Third, less surprising is the distribution of AI algorithms developed for cybersecurity according to their nature. Almost two-thirds of the AI-based cybersecurity solutions use learning methods (64 percent), followed by communication (16 percent), reasoning (6 percent), planning (5 percent), and a hybrid format, using a combination of the two or more aforementioned methods—7 percent.

Figure 4: Distribution of research papers presenting a novel AI for cybersecurity solution according to the nature of the AI algorithm

When we cross-tab both dimensions—the purpose and the nature—of a unique AI solution for cybersecurity, we see that machine learning algorithms dominate all five cybersecurity functions. They are primarily used for intrusion and anomaly detection, malicious domain blocking, data leakage prevention, protection against distinct types of malware, and log analysis.

Curiously, we have also found that some well-known cases of AI applications for cybersecurity do not have many unique AI algorithms developed—e.g., penetration tests and behavior modeling and analysis. Future research should indicate if this is due to the satisfactory performance of the existing ones, so much so that there is no demand for new ones.
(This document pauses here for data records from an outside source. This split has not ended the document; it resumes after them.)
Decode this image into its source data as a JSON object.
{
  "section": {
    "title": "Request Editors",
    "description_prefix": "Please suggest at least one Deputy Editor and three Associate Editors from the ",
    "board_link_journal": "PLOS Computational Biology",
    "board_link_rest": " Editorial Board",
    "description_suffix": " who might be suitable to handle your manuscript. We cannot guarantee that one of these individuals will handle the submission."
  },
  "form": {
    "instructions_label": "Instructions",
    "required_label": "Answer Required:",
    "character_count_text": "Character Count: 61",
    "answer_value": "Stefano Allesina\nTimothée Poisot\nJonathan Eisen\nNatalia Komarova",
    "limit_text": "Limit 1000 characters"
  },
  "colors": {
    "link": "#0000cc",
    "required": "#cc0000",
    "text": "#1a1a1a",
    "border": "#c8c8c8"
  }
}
Cyberspace and AI are both means and platforms for great power politics. As both are rapidly evolving, regulation may, in fact, unintentionally lead to overregulation, as lawmakers cannot guess the direction of the rapid development. In turn, overregulation would have a damp effect on the development and deployment of digital technologies. Hence, minimizing the regulation of AI in cyberspace would empower the United States and give it an edge in global power politics. However, the United States must also find a way to safeguard its democratic values, norms, principles, and civil liberties when dealing with these new technologies. Therefore, transparency guidelines are in order for the ethical use of AI for cybersecurity, as well as strengthening public oversight of the intelligence and security agencies’ use of AI in cyberspace.

Igor Kovač is a researcher at The Center for Cyber Strategy and Policy at the University of Cincinnati and The Center for Peace and Security Studies at the University of California, San Diego. His research focuses on the intersection between political economy and security studies. He served as the foreign policy advisor to the Slovenian Prime Minister from 2020 through 2022.

Tomaž Klobučar is the head of the Laboratory for Open Systems and Networks at the Jozef Stefan Institute. His main research areas are information security and technology-enhanced learning.

Ramanpreet Kaur is a researcher at the Jozef Stefan Institute.

Dušan Gabrijelčič is a researcher at the Jozef Stefan Institute.